The D.C. Circuit Court of Appeals affirmed the district court's grant of summary judgment in favor of OIG on Bowie's First Amendment retaliation claim, because Bowie's speech was "pursuant to his official duties" under Garcetti v. Ceballos. In his petition for rehearing, Bowie denied that Garcetti barred his claim. He argued that even if the relevant speech was ordered by his government employer, it was protected by the First Amendment because it was analogous to the speech of private citizens who submit testimony to the Equal Employment Opportunity Commission (EEOC).

Bowie based his petition arguments on Jackler v. Byrne, a Second Circuit decision from July 2011, in which a police officer claimed that he was fired for refusing to retract a truthful report and make false statements to conceal a colleague's use of excessive force.

The Second Circuit reasoned that Jackler's disobedience was analogous to a private citizen's lawful refusal to rescind a true accusation, to make a false one, and to file a false police report; therefore Jackler's conduct was therefore protected by the First Amendment.

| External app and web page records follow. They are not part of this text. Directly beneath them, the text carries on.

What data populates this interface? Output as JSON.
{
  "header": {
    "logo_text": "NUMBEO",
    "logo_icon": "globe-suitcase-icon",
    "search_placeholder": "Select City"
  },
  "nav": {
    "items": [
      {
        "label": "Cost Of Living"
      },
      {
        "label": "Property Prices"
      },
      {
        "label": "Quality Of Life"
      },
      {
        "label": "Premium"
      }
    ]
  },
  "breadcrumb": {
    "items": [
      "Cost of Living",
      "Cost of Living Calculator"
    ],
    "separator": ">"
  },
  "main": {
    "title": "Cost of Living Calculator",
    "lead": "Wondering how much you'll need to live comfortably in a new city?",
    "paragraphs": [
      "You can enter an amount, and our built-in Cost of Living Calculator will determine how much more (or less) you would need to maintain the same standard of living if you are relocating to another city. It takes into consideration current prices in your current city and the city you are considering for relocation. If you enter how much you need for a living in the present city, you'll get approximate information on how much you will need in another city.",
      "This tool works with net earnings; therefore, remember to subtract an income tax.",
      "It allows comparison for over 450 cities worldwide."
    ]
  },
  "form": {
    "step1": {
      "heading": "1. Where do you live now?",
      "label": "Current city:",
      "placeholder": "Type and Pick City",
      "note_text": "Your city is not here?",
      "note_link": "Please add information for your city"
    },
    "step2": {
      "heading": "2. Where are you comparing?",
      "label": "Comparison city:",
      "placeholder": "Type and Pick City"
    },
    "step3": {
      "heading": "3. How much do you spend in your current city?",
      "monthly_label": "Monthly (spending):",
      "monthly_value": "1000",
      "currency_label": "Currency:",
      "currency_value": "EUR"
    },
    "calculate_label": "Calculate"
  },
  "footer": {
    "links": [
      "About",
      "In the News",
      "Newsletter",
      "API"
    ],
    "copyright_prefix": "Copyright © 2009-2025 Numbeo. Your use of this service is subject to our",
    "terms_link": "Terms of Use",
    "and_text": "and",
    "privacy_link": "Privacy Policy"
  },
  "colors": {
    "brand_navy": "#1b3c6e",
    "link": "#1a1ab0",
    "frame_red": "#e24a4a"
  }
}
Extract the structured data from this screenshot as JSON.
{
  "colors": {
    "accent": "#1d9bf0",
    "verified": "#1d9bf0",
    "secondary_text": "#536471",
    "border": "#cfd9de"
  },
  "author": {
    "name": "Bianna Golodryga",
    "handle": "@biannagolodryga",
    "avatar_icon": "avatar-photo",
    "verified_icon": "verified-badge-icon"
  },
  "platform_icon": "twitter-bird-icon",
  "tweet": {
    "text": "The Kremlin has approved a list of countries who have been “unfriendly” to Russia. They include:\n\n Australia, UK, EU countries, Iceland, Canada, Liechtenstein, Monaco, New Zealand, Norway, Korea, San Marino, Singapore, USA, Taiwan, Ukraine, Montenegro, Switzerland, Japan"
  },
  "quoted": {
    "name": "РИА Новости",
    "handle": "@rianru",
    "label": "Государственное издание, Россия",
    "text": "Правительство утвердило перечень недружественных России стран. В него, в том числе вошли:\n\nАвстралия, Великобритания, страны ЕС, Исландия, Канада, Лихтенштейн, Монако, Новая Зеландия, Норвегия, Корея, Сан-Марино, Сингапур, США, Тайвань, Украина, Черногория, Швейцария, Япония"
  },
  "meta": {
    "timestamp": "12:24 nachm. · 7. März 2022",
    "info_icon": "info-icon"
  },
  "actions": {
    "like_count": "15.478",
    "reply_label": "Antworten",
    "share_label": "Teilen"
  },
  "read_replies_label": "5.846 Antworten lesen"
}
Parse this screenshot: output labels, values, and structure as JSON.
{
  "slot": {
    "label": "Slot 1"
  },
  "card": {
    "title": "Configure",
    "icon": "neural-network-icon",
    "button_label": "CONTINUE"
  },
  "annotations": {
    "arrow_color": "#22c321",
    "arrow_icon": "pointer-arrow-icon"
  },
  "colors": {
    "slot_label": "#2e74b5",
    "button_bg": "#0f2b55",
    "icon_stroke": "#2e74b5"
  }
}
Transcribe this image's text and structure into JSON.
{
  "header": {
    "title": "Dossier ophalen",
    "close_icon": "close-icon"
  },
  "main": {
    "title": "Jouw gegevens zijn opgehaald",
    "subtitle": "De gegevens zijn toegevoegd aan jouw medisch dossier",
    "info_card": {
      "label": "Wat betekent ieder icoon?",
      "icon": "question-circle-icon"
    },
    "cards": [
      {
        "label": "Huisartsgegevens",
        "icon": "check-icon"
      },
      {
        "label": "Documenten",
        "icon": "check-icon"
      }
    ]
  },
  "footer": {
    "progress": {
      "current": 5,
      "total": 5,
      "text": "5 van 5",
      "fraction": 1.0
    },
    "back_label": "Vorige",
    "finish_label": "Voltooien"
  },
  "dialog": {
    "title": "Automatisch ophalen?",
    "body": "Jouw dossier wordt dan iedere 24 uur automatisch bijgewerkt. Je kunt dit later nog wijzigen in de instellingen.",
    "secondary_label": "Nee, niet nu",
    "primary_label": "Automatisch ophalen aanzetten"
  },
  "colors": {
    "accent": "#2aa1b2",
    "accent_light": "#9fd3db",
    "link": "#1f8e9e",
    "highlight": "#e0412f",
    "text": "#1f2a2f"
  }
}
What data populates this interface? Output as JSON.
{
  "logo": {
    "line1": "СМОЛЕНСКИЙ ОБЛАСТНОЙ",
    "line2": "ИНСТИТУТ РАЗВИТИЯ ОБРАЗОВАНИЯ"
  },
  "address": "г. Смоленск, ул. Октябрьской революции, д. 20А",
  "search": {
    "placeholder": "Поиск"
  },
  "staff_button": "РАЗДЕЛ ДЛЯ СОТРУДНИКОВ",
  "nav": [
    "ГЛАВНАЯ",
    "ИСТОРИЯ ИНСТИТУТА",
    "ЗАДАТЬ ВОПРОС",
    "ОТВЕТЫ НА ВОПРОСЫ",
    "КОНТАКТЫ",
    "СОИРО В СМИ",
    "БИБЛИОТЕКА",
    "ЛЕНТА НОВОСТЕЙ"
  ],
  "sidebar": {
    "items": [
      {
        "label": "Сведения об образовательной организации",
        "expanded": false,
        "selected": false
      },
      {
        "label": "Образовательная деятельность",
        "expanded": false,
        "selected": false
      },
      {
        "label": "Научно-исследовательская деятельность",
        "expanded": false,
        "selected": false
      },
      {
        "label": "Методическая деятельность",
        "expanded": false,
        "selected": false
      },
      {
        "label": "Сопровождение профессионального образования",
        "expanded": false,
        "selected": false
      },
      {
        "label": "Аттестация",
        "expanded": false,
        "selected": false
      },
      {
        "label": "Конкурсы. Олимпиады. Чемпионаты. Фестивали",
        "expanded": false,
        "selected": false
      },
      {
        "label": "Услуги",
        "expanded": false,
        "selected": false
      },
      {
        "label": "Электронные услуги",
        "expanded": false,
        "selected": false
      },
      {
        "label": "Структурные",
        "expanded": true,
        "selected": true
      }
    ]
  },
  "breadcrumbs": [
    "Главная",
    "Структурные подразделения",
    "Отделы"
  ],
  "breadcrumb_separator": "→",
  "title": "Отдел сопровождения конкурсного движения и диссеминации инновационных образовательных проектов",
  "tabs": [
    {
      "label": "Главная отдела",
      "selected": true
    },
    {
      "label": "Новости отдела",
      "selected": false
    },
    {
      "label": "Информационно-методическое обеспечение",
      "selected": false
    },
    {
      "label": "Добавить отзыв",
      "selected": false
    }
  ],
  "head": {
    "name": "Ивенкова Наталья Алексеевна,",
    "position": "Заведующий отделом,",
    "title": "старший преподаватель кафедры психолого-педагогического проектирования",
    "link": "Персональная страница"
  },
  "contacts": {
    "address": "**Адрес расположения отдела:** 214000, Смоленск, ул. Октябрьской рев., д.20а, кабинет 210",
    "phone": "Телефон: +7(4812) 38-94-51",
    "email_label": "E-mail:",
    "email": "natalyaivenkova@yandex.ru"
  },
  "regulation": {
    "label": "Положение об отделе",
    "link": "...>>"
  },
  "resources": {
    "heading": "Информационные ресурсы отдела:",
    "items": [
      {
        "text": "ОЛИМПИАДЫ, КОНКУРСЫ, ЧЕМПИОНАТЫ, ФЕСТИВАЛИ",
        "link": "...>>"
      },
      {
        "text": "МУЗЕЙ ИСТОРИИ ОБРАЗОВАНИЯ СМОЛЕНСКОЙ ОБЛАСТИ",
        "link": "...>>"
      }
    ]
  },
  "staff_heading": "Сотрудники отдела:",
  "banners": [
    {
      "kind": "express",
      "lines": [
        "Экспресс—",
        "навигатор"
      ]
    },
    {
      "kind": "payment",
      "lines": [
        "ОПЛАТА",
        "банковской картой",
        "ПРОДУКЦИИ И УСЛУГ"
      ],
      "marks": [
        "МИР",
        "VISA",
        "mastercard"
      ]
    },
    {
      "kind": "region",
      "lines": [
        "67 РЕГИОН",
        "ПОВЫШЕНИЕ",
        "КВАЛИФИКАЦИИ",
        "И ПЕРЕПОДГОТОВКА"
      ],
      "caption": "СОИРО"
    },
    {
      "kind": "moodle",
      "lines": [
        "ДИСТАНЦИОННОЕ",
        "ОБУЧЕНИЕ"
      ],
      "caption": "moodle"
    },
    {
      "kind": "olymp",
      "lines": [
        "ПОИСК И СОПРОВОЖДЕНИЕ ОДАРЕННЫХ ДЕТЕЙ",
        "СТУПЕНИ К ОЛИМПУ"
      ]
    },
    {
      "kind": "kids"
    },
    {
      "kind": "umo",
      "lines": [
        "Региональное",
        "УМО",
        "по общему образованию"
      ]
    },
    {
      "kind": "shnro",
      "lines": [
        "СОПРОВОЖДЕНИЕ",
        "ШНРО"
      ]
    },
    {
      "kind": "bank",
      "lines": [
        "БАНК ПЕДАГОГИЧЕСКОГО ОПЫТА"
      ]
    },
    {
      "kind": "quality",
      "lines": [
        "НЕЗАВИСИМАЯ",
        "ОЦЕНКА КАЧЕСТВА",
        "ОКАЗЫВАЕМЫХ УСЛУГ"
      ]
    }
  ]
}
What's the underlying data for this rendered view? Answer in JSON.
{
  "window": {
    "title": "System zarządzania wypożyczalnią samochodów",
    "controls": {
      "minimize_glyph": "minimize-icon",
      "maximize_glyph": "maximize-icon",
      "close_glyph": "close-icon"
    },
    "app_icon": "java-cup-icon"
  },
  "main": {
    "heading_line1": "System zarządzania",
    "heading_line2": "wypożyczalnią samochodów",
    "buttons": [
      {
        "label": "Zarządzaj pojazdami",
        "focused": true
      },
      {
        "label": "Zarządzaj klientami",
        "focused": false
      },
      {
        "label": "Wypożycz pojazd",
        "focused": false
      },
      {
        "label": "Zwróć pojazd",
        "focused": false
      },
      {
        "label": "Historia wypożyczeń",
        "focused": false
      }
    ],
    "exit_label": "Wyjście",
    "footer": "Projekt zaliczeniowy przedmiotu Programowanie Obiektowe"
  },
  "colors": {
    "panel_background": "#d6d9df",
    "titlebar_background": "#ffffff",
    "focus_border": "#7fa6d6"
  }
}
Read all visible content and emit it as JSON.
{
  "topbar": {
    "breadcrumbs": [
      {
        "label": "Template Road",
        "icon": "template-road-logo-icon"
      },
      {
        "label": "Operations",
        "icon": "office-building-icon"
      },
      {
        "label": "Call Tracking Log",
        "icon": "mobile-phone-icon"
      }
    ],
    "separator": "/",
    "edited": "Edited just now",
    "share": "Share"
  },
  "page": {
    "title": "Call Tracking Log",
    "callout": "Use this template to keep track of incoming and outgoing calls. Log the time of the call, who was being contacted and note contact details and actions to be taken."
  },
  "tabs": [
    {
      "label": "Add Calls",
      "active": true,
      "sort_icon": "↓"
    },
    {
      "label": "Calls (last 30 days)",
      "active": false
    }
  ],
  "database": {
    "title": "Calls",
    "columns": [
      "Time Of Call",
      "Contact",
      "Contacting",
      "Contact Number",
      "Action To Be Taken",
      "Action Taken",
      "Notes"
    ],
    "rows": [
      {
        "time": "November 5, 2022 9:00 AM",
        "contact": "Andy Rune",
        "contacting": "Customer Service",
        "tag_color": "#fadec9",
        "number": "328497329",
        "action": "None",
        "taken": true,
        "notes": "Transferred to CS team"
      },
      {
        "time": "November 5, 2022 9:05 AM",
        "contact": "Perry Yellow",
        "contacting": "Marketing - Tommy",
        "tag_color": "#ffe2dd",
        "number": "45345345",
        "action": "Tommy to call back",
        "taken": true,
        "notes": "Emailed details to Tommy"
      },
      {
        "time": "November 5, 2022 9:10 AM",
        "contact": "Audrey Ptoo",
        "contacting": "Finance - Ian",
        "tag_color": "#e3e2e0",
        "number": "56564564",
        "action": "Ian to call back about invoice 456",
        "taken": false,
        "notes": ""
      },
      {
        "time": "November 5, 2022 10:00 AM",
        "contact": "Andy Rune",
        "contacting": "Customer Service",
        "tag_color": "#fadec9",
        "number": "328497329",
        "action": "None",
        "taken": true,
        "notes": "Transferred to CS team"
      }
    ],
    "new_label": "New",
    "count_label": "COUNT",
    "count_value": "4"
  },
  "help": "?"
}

The D.C. Circuit refused to apply Jackler to Bowie's case, finding that the Second Circuit got Garcetti backwards. The court noted that the critical question under Garcetti v. Ceballos was not whether the speech at issue had a civilian analogue, but whether it was performed "pursuant to ... official duties."

Here, because Bowie spoke as a government employee, the district court rightly granted summary judgment in favor of Bowie's employer on his First Amendment retaliation claim.

If you're considering filing a First Amendment retaliation claim for a government employee in a similar situation, it's time to throw on your best metallic jumpsuit (under that blue suit) and prove your legal rockstar status by finding a different theory under which your client may recover.

Related Resources:

Copied to clipboard